▸ Task requirements: Find every line below that contains the word "phpmyadmin" and copy it out.

(Element data from apps and pages)
——————

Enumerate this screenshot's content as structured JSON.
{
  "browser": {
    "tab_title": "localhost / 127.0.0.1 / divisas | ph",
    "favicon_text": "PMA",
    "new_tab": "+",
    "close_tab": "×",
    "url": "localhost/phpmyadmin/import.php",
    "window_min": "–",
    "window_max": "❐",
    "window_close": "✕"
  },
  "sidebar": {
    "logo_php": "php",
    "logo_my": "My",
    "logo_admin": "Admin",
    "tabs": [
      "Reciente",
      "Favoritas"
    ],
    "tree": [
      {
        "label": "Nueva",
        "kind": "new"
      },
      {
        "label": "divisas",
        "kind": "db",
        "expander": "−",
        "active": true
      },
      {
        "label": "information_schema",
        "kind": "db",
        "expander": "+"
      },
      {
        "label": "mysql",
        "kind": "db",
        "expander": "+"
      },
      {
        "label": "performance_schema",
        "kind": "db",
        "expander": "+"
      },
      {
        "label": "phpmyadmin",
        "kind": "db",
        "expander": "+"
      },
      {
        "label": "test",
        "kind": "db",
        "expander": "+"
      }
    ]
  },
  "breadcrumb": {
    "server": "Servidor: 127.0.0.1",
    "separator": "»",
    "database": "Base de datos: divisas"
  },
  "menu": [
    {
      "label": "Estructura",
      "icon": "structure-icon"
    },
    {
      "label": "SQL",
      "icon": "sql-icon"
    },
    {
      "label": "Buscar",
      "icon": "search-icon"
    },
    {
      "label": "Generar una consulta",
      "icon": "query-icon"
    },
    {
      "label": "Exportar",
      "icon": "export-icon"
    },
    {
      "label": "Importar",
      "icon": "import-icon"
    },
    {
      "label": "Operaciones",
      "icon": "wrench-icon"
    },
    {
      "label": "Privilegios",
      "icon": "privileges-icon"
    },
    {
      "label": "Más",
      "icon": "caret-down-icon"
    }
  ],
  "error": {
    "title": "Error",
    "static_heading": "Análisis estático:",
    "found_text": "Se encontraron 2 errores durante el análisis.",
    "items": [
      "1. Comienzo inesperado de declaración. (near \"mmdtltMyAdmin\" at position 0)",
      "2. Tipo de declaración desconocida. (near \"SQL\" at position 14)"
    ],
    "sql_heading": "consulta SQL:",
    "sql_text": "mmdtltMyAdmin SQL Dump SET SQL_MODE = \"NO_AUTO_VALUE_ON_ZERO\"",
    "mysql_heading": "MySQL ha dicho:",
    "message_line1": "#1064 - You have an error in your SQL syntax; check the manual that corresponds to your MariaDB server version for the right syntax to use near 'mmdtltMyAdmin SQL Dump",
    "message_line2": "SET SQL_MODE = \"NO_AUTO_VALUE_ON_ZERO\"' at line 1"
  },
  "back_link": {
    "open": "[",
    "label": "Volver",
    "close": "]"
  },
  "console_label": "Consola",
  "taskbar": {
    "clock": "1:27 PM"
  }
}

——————

▸ Result of this exercise:
    "url": "localhost/phpmyadmin/import.php",
        "label": "phpmyadmin",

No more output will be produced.